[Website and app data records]
/---
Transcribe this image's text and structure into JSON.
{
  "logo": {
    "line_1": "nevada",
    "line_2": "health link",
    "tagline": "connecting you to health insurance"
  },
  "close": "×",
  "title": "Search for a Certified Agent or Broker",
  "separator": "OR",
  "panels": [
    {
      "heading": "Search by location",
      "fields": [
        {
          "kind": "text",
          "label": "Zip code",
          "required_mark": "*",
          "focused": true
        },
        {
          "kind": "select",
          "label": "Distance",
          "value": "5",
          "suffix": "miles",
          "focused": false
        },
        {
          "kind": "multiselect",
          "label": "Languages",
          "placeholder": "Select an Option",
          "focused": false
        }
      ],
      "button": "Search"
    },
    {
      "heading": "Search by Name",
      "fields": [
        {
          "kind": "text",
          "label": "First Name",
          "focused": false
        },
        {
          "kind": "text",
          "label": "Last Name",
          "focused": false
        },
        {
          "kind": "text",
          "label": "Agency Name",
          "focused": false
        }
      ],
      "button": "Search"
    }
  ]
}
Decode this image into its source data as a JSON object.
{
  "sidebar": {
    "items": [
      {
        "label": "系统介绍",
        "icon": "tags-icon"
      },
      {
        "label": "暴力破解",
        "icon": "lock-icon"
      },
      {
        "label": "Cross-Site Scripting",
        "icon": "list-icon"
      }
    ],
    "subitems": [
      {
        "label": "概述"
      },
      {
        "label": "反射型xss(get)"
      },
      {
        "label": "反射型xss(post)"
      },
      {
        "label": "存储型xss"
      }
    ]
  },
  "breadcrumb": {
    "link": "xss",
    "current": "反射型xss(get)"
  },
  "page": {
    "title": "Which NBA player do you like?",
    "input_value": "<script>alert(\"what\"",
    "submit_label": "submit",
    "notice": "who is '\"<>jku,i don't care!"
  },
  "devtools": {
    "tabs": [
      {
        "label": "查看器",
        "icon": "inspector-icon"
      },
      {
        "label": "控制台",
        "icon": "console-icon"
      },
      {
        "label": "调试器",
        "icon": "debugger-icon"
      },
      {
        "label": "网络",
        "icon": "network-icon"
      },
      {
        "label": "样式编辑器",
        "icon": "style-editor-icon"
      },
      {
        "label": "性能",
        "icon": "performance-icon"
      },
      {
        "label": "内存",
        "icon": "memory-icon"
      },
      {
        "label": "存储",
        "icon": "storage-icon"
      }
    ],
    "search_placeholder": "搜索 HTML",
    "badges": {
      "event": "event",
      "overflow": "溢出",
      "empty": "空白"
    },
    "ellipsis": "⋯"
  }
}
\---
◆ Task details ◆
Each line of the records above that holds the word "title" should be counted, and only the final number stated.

◆ Response box ◆
2